### EXTRACTED RECORDS
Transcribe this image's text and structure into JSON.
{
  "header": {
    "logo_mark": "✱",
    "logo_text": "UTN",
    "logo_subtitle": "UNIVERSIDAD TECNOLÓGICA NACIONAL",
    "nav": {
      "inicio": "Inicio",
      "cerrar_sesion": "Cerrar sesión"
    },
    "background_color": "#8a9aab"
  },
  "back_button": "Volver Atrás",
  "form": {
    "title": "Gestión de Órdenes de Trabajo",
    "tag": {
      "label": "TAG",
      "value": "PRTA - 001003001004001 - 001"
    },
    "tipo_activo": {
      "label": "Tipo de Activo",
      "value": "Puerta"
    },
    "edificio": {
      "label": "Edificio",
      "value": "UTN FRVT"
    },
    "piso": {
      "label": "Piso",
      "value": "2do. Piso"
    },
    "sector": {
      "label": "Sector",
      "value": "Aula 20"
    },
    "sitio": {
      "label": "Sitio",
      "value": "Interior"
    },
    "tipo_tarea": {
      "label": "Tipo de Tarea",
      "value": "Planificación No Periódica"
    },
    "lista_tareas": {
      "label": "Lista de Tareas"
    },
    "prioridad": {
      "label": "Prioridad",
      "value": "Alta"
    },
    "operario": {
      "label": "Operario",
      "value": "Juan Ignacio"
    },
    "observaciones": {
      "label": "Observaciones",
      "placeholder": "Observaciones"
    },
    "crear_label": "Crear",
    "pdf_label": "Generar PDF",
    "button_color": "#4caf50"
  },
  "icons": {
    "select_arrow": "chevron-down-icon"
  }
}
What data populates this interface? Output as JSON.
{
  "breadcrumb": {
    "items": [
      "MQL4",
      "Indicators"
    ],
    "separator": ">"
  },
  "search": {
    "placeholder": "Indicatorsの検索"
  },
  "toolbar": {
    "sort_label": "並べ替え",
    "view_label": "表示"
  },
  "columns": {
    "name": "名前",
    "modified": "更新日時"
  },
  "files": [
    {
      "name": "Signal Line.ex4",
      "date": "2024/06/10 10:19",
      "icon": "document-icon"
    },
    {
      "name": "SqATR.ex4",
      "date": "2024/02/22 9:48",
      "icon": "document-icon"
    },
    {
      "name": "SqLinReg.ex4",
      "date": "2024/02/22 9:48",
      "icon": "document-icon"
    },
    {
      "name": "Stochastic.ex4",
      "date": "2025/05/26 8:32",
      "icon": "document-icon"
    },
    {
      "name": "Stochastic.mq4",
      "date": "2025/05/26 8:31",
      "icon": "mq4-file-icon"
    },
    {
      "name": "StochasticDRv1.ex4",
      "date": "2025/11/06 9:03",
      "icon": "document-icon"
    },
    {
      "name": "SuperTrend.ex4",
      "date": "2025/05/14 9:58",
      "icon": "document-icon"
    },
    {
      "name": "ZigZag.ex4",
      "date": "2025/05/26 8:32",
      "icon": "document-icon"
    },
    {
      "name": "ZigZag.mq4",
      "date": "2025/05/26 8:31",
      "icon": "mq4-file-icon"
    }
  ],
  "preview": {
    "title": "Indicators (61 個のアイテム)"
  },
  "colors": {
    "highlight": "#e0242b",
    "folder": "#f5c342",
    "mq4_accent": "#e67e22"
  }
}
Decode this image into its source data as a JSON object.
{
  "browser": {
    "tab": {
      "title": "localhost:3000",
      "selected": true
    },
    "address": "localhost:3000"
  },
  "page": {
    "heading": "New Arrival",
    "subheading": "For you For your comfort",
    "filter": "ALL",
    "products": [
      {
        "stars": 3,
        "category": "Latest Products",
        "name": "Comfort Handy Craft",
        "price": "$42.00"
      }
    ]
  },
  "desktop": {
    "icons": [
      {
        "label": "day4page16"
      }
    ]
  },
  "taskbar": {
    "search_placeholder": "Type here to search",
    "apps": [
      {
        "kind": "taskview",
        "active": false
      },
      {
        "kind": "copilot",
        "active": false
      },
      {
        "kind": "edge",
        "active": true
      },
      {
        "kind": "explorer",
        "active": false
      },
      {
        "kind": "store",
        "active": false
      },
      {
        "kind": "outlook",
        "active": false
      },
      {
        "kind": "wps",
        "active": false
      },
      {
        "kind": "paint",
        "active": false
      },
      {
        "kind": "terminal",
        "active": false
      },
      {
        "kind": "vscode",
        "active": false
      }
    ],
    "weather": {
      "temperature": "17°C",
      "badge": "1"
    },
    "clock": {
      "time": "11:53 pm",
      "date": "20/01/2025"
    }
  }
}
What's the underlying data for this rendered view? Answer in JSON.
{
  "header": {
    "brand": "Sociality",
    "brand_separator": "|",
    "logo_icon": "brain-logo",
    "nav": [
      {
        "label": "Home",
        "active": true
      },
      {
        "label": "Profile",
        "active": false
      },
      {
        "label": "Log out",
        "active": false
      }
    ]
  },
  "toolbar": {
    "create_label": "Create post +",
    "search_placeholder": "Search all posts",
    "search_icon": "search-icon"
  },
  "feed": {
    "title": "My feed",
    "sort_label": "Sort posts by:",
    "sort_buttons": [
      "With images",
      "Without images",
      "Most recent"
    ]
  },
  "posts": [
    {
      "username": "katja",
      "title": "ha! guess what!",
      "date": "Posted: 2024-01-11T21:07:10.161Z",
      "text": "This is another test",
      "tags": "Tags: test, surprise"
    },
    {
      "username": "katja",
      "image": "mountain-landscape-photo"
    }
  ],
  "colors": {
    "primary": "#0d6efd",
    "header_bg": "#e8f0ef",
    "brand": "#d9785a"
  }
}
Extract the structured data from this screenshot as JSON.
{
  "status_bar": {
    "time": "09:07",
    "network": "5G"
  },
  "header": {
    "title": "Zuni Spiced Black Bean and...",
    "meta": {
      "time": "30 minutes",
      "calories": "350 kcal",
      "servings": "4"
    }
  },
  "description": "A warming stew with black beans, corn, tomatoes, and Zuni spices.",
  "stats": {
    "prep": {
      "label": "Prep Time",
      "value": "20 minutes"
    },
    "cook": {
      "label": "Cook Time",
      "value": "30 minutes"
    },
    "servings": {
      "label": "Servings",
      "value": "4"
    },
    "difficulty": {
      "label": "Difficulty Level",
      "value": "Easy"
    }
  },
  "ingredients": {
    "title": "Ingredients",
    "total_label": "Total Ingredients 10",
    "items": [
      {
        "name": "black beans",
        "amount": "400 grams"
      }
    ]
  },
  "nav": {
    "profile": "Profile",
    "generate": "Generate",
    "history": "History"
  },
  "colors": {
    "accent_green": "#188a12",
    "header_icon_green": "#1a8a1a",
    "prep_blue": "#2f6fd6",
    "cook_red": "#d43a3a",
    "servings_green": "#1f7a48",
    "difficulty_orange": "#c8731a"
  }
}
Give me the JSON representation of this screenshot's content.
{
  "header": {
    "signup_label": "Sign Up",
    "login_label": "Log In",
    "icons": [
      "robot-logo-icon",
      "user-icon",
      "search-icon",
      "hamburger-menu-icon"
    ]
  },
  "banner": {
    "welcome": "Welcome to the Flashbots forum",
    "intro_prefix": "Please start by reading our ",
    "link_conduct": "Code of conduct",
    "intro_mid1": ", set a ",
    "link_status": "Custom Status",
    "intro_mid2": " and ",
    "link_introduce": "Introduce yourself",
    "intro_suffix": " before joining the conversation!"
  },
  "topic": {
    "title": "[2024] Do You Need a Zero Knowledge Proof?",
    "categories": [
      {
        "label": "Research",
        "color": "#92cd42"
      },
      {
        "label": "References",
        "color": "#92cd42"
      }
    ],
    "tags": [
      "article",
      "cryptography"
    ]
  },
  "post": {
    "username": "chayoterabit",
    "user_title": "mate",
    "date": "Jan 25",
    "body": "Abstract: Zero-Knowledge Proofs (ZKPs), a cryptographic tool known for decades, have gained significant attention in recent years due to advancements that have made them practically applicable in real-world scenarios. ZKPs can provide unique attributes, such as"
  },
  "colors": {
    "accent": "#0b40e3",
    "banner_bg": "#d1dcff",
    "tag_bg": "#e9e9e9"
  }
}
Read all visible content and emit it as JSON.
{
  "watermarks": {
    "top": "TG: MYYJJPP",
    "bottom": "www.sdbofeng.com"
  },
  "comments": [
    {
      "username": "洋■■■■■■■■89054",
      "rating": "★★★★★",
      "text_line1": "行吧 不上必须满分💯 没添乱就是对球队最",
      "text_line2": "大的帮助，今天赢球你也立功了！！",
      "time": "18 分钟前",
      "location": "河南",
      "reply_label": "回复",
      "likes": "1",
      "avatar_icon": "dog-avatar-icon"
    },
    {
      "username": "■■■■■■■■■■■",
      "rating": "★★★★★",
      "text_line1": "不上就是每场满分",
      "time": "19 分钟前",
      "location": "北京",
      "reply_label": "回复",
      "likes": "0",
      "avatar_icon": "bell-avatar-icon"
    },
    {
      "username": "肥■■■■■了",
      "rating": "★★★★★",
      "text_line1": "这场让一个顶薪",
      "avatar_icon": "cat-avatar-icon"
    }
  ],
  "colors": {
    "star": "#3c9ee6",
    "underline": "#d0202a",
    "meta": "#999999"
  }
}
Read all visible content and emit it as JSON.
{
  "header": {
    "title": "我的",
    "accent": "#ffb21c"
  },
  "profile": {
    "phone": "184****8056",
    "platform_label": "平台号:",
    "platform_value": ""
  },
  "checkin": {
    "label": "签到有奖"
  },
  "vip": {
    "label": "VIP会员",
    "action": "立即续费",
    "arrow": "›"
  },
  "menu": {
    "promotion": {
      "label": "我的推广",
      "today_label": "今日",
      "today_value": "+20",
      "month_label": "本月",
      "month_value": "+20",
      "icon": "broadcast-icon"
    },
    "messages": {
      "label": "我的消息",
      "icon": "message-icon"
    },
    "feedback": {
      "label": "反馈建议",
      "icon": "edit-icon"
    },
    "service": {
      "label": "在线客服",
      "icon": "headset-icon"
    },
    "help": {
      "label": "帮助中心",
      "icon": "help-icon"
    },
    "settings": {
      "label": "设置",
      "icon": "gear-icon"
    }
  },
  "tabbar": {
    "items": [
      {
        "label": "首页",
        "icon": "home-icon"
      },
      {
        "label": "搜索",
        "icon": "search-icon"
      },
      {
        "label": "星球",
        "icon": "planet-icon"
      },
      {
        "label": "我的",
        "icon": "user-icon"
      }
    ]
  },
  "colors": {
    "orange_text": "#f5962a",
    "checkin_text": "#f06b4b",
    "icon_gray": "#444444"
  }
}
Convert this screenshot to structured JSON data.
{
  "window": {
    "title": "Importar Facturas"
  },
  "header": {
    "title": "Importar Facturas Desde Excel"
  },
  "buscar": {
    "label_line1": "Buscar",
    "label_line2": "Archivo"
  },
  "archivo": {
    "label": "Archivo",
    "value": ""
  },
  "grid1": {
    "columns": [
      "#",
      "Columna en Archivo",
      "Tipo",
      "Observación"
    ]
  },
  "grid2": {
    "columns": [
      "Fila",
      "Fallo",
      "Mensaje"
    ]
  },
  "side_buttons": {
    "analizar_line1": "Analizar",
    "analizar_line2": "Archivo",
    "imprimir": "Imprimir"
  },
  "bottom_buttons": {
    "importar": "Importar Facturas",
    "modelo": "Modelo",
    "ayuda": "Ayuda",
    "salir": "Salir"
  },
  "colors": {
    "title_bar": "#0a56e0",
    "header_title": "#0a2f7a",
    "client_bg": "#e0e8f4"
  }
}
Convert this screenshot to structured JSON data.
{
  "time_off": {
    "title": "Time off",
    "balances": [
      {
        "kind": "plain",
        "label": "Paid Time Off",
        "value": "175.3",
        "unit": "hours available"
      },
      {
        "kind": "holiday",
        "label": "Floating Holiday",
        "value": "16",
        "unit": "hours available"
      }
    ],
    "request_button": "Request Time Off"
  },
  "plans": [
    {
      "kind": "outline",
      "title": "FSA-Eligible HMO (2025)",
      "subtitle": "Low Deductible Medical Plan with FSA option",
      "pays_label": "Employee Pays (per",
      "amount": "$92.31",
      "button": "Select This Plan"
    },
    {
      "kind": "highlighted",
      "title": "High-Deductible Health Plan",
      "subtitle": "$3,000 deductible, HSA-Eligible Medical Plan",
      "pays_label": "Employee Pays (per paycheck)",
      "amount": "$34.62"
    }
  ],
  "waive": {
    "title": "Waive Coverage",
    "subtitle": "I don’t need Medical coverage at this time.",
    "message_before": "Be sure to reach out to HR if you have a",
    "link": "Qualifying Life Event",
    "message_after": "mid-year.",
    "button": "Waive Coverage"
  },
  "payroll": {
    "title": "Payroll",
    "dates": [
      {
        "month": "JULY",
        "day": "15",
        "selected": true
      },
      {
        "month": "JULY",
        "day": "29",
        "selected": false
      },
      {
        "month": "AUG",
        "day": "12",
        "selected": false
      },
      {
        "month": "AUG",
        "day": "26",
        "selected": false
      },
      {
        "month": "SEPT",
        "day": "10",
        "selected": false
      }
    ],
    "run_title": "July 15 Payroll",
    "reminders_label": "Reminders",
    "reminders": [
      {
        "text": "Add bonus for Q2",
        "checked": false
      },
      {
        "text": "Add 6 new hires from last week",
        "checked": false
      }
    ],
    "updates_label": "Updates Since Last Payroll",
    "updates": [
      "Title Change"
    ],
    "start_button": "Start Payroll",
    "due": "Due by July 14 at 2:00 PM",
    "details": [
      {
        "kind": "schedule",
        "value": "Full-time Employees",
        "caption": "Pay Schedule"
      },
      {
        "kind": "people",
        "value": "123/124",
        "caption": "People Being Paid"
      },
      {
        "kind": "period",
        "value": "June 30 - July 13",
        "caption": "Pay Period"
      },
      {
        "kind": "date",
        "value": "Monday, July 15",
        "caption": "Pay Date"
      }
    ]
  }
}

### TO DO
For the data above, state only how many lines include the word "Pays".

### ANSWER SECTION
2